The Spirit the Apostles received then is the same Spirit that fortifies thousands of people in the Diocese of Phoenix each year, through the sacrament of confirmation.
“Confirmation is an unleashing of the Holy Spirit in our lives,” said Fr. Daniel McBride, VF, pastor of St. Mary Parish in Chandler. “Prior to the Apostles receiving the Holy Spirit at Pentecost, they are timid and confused. And yet as soon as they receive, they are bold, great preachers that are ready to face the world.”
The sacraments of baptism, confirmation and Eucharist are interrelated and all three are required for full Christian initiation.
Christians are born anew by baptism, strengthened by confirmation and receive food for eternal life in the Eucharist.
In the Diocese of Phoenix, children in third grade are confirmed and receive holy Communion, mostly during the springtime months.
Pentecost is celebrated this year on Sunday, June 8.

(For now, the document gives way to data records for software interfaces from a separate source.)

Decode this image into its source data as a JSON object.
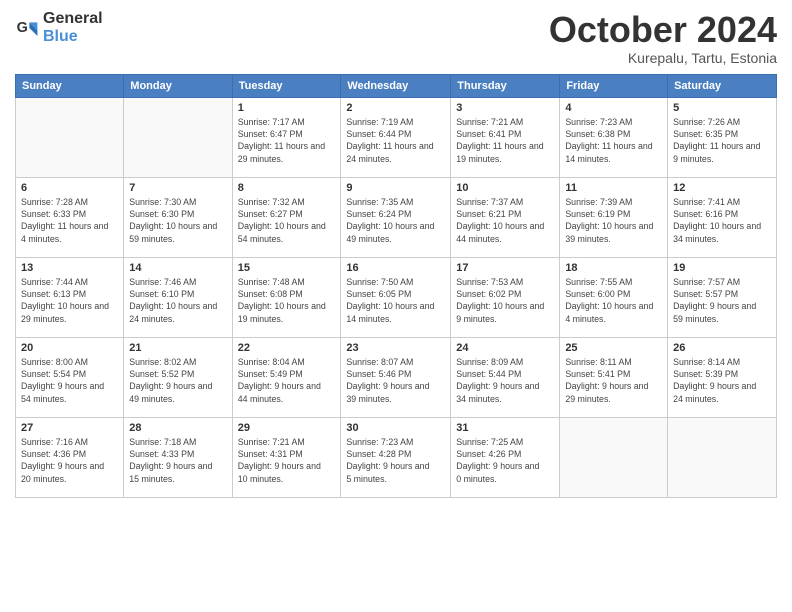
{
  "logo": {
    "general": "General",
    "blue": "Blue"
  },
  "header": {
    "month": "October 2024",
    "location": "Kurepalu, Tartu, Estonia"
  },
  "weekdays": [
    "Sunday",
    "Monday",
    "Tuesday",
    "Wednesday",
    "Thursday",
    "Friday",
    "Saturday"
  ],
  "weeks": [
    [
      {
        "day": "",
        "sunrise": "",
        "sunset": "",
        "daylight": ""
      },
      {
        "day": "",
        "sunrise": "",
        "sunset": "",
        "daylight": ""
      },
      {
        "day": "1",
        "sunrise": "Sunrise: 7:17 AM",
        "sunset": "Sunset: 6:47 PM",
        "daylight": "Daylight: 11 hours and 29 minutes."
      },
      {
        "day": "2",
        "sunrise": "Sunrise: 7:19 AM",
        "sunset": "Sunset: 6:44 PM",
        "daylight": "Daylight: 11 hours and 24 minutes."
      },
      {
        "day": "3",
        "sunrise": "Sunrise: 7:21 AM",
        "sunset": "Sunset: 6:41 PM",
        "daylight": "Daylight: 11 hours and 19 minutes."
      },
      {
        "day": "4",
        "sunrise": "Sunrise: 7:23 AM",
        "sunset": "Sunset: 6:38 PM",
        "daylight": "Daylight: 11 hours and 14 minutes."
      },
      {
        "day": "5",
        "sunrise": "Sunrise: 7:26 AM",
        "sunset": "Sunset: 6:35 PM",
        "daylight": "Daylight: 11 hours and 9 minutes."
      }
    ],
    [
      {
        "day": "6",
        "sunrise": "Sunrise: 7:28 AM",
        "sunset": "Sunset: 6:33 PM",
        "daylight": "Daylight: 11 hours and 4 minutes."
      },
      {
        "day": "7",
        "sunrise": "Sunrise: 7:30 AM",
        "sunset": "Sunset: 6:30 PM",
        "daylight": "Daylight: 10 hours and 59 minutes."
      },
      {
        "day": "8",
        "sunrise": "Sunrise: 7:32 AM",
        "sunset": "Sunset: 6:27 PM",
        "daylight": "Daylight: 10 hours and 54 minutes."
      },
      {
        "day": "9",
        "sunrise": "Sunrise: 7:35 AM",
        "sunset": "Sunset: 6:24 PM",
        "daylight": "Daylight: 10 hours and 49 minutes."
      },
      {
        "day": "10",
        "sunrise": "Sunrise: 7:37 AM",
        "sunset": "Sunset: 6:21 PM",
        "daylight": "Daylight: 10 hours and 44 minutes."
      },
      {
        "day": "11",
        "sunrise": "Sunrise: 7:39 AM",
        "sunset": "Sunset: 6:19 PM",
        "daylight": "Daylight: 10 hours and 39 minutes."
      },
      {
        "day": "12",
        "sunrise": "Sunrise: 7:41 AM",
        "sunset": "Sunset: 6:16 PM",
        "daylight": "Daylight: 10 hours and 34 minutes."
      }
    ],
    [
      {
        "day": "13",
        "sunrise": "Sunrise: 7:44 AM",
        "sunset": "Sunset: 6:13 PM",
        "daylight": "Daylight: 10 hours and 29 minutes."
      },
      {
        "day": "14",
        "sunrise": "Sunrise: 7:46 AM",
        "sunset": "Sunset: 6:10 PM",
        "daylight": "Daylight: 10 hours and 24 minutes."
      },
      {
        "day": "15",
        "sunrise": "Sunrise: 7:48 AM",
        "sunset": "Sunset: 6:08 PM",
        "daylight": "Daylight: 10 hours and 19 minutes."
      },
      {
        "day": "16",
        "sunrise": "Sunrise: 7:50 AM",
        "sunset": "Sunset: 6:05 PM",
        "daylight": "Daylight: 10 hours and 14 minutes."
      },
      {
        "day": "17",
        "sunrise": "Sunrise: 7:53 AM",
        "sunset": "Sunset: 6:02 PM",
        "daylight": "Daylight: 10 hours and 9 minutes."
      },
      {
        "day": "18",
        "sunrise": "Sunrise: 7:55 AM",
        "sunset": "Sunset: 6:00 PM",
        "daylight": "Daylight: 10 hours and 4 minutes."
      },
      {
        "day": "19",
        "sunrise": "Sunrise: 7:57 AM",
        "sunset": "Sunset: 5:57 PM",
        "daylight": "Daylight: 9 hours and 59 minutes."
      }
    ],
    [
      {
        "day": "20",
        "sunrise": "Sunrise: 8:00 AM",
        "sunset": "Sunset: 5:54 PM",
        "daylight": "Daylight: 9 hours and 54 minutes."
      },
      {
        "day": "21",
        "sunrise": "Sunrise: 8:02 AM",
        "sunset": "Sunset: 5:52 PM",
        "daylight": "Daylight: 9 hours and 49 minutes."
      },
      {
        "day": "22",
        "sunrise": "Sunrise: 8:04 AM",
        "sunset": "Sunset: 5:49 PM",
        "daylight": "Daylight: 9 hours and 44 minutes."
      },
      {
        "day": "23",
        "sunrise": "Sunrise: 8:07 AM",
        "sunset": "Sunset: 5:46 PM",
        "daylight": "Daylight: 9 hours and 39 minutes."
      },
      {
        "day": "24",
        "sunrise": "Sunrise: 8:09 AM",
        "sunset": "Sunset: 5:44 PM",
        "daylight": "Daylight: 9 hours and 34 minutes."
      },
      {
        "day": "25",
        "sunrise": "Sunrise: 8:11 AM",
        "sunset": "Sunset: 5:41 PM",
        "daylight": "Daylight: 9 hours and 29 minutes."
      },
      {
        "day": "26",
        "sunrise": "Sunrise: 8:14 AM",
        "sunset": "Sunset: 5:39 PM",
        "daylight": "Daylight: 9 hours and 24 minutes."
      }
    ],
    [
      {
        "day": "27",
        "sunrise": "Sunrise: 7:16 AM",
        "sunset": "Sunset: 4:36 PM",
        "daylight": "Daylight: 9 hours and 20 minutes."
      },
      {
        "day": "28",
        "sunrise": "Sunrise: 7:18 AM",
        "sunset": "Sunset: 4:33 PM",
        "daylight": "Daylight: 9 hours and 15 minutes."
      },
      {
        "day": "29",
        "sunrise": "Sunrise: 7:21 AM",
        "sunset": "Sunset: 4:31 PM",
        "daylight": "Daylight: 9 hours and 10 minutes."
      },
      {
        "day": "30",
        "sunrise": "Sunrise: 7:23 AM",
        "sunset": "Sunset: 4:28 PM",
        "daylight": "Daylight: 9 hours and 5 minutes."
      },
      {
        "day": "31",
        "sunrise": "Sunrise: 7:25 AM",
        "sunset": "Sunset: 4:26 PM",
        "daylight": "Daylight: 9 hours and 0 minutes."
      },
      {
        "day": "",
        "sunrise": "",
        "sunset": "",
        "daylight": ""
      },
      {
        "day": "",
        "sunrise": "",
        "sunset": "",
        "daylight": ""
      }
    ]
  ]
}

The Church teaches that through the sacrament of confirmation, there is a special outpouring of the Holy Spirit on the faithful and they are given strength to share the Good News.

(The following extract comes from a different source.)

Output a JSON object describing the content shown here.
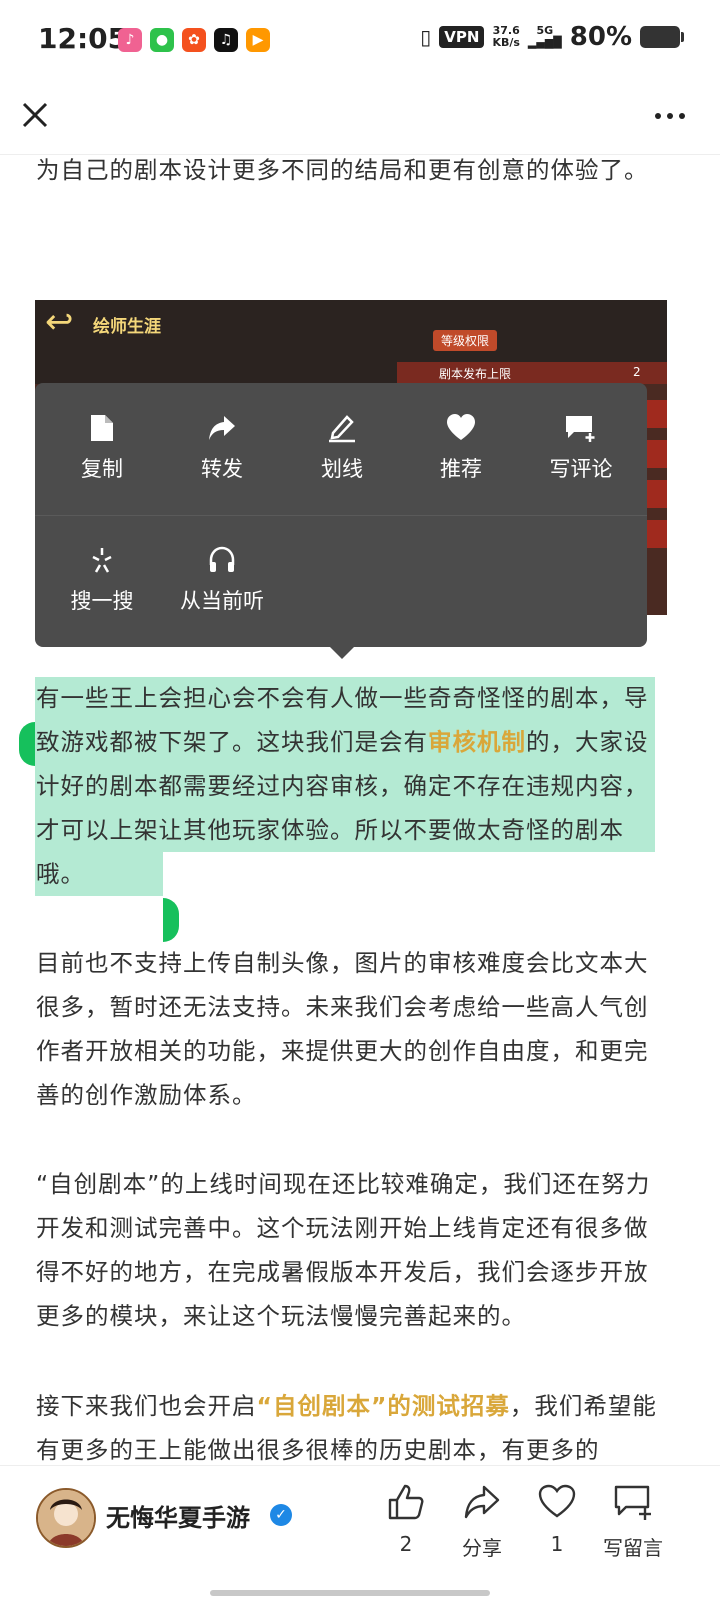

“Receptivity of the Holy Spirit is probably the most critical,” Fr. McBride said. “Hearts need to be open to the gifts because oftentimes people open a gift and put it back up on the shelf in the closet. They don’t realize it’s for every day.”
The seven Gifts of the Holy Spirit are: wisdom, understanding, right judgment, courage, knowledge, reverence, and awe and wonder.
During a general audience last month in St. Peter’s Square, Pope Francis recalled how Jesus told His disciples He would send the Holy Spirit to help them understand everything He had taught them.
The pope said the Holy Spirit “opens our minds” and “opens us to understand better the things of God, human things, situations, all things.”
Juan Pablo Garcia Flores knows confirmation is an encounter with Christ.
“What I’ve learned about the Holy Spirit is He is Jesus and He will work in our lives by giving us grace and gifts of wisdom,” he said.
The third-grade student at Most Holy Trinity School went on to say he is particularly focused on one gift.
“The gift of wisdom. It helps you to avoid the things that can lead you away from God,” he said.
Mary Mirrione, Catechesis of the Good Shepherd national director and catechist at St. Anne Parish in Gilbert, prepares third-graders for the sacrament of confirmation.
She, like Fr. Peter Dobrowski, pastor of St. Margaret Mary in Bullhead City, are witnesses to how the Holy Spirit works through the body of Christ.
Fr. Dobrowski said confirming Catholics at a young age is important because of the violent culture children are raised in, comparing it to the era of persecution in Mexico.
“The Church survived persecution in Mexico because the majority of people were confirmed in their faith,” he said. “Now more than ever we need to confirm our members. We are facing a culture of death and many of them are not confirmed.”
Mirrione told the story of how one young girl came back to her seat crying after receiving the sacrament.
“This little girl had tears coming down her face. I’m watching, I’m wondering what happened and I’m concerned,” Mirrione said. “She comes to the pew and I ask her why she was crying. She answered, ‘He anoints my head with oil. My cup overflows.’
“We are not just preparing them to celebrate the sacrament on that day,” Mirrione said, “we are preparing them to live this out for the rest of their lives.”
At Mass it is the Holy Spirit that transforms the bread and wine into the Body and Blood of Christ, forms us in prayer and guides the Church so it can teach without error.
And it’s the Holy Spirit, the third person of the Trinity, who continually empowers the faithful to boldly share the Gospel message.
“Your life will be different after you’re confirmed,” Fr. McBride said. “Expect it.”